What It Takes to Become a Millionaire
What’s the difference between America’s millionaires and the rest of us? Chris Hogan, author of Everyday Millionaires, and his research team interviewed over 10,000 millionaires to find out, and what they discovered exploded a number of common myths.
“He’s a millionaire.”
Even today that phrase has a magical ring to it.
And what image do you see? Probably a guy in a $1000 suit pulling up in his luxury car to his ten-bedroom mansion. He doesn’t have a care in the world. Why should he? He’s got all the money in the world.
Who knows how he got it. Maybe his parents left it to him or he got lucky in the stock market or acquired it in some dishonest way.
What does it matter? It’s out of your reach, right?
I don’t blame you if you think this way. I thought that way once myself. It’s how Hollywood and the popular media like to portray the wealthy… “the one-percent.”
But it couldn’t be further from the truth.
How can I say that?
Because my research team and I surveyed and interviewed over 10,000 millionaires. We learned a lot about them. What we found out surprised me, and, I suspect, will surprise you, too.
But before I explode some millionaire myths, let me first define what I mean by a “millionaire.”
It means someone who has $1 million dollars in net assets; that is, the total of their assets, bank accounts and investments minus any debts totals $1 million or more.
According to a recent report, there are almost 11 million millionaires in the United States today – more than ever. But here’s the kicker: that same report shows the number of people living paycheck to paycheck is on the rise, with one in three _unable_ to cover a $2000 emergency with cash.
The key difference between the so-called haves and have nots? Well that’s what really blew us away. Before I give you that answer, I need to deal with some myths about the millionaires we talked to.
Myth #1 – Wealthy people inherited all their money.
The truth is, 79% of millionaires received zero inheritance. That’s right, zip from mom and dad. They earned it on their own.
Myth #2 – Wealthy people are lucky.
This is one that I believed for a long time. But in reality, 76% of millionaires say that nothing extraordinary happened to enhance their wealth. No lottery wins. No stock market killing. Discipline and hard work were the key factors. As for luck, the luckiest thing in most of their lives was being born in, or becoming a citizen of, the United States.

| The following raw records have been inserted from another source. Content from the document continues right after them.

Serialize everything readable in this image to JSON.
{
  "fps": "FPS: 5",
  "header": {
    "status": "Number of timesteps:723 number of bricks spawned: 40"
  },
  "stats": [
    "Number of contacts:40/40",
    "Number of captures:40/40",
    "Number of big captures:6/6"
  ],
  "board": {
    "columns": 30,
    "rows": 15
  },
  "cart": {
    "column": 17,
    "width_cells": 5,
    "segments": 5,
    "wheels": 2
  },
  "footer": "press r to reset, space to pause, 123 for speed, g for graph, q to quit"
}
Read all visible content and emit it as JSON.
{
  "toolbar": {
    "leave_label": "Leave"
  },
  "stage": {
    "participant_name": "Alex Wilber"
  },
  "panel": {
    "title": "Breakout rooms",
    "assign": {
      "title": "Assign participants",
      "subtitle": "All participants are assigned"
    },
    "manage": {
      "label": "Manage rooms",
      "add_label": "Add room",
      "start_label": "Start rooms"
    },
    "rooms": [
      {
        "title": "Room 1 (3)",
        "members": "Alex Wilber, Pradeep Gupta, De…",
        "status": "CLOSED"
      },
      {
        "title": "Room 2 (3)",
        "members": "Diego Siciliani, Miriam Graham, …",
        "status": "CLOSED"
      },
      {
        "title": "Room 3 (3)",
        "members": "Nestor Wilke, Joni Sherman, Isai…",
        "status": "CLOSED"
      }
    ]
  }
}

Myth #3 – Wealthy people have prestigious private-school educations.
Wrong again. 62% of millionaires went to public state schools. You don’t have to go to an Ivy League School to do well.
Myth #4 – Wealthy People Have High Paying Jobs.
Not true at all! One-third of millionaires never had a six-figure household income in a single working year. Really. I’m not making it up.
So, what makes these millionaires so extraordinary?
You ready for the shocking answer?
Here it is:
Nothing. Nothing at all.
Remember I said that there was one key thing that separated the haves from the have-nots? It’s the attitude millionaires have _toward_ money. They have learned to control it and not let it control them.
So, if you want to achieve financial security, you need to change your mindset. The sooner the better. You have to start with the belief that it’s possible for you to become a millionaire. I can give you 10,000 examples of people like you who have done it.
Next you have to take responsibility for where you are financially _right now._ And wherever you are, however you got there, you’ve got to own it. My friend Dave Ramsey says, “If you’re the problem, it also means you’re the solution.” And that’s actually good news. It means your financial destiny is in your own hands.
Once you’ve accepted where you are, you have to create a plan and set goals. You need to pay off debt and build up savings. Methodically. 92% of millionaires set long-term goals for their money.
There are no shortcuts. Reaching millionaire status won’t just happen accidentally. It takes what I call “intense intentionality.”
And, of course, hard work.
But I believe just about anyone who’s willing to work hard and be disciplined about spending and saving can become a millionaire in America today.
If you had talked to all the ordinary Americans, like I have, who have “made it”, you’d believe it too.
The opportunity is there.
This is America – where there’s always room for one more millionaire.
I’m Chris Hogan, author of Everyday Millionaires, for Prager University.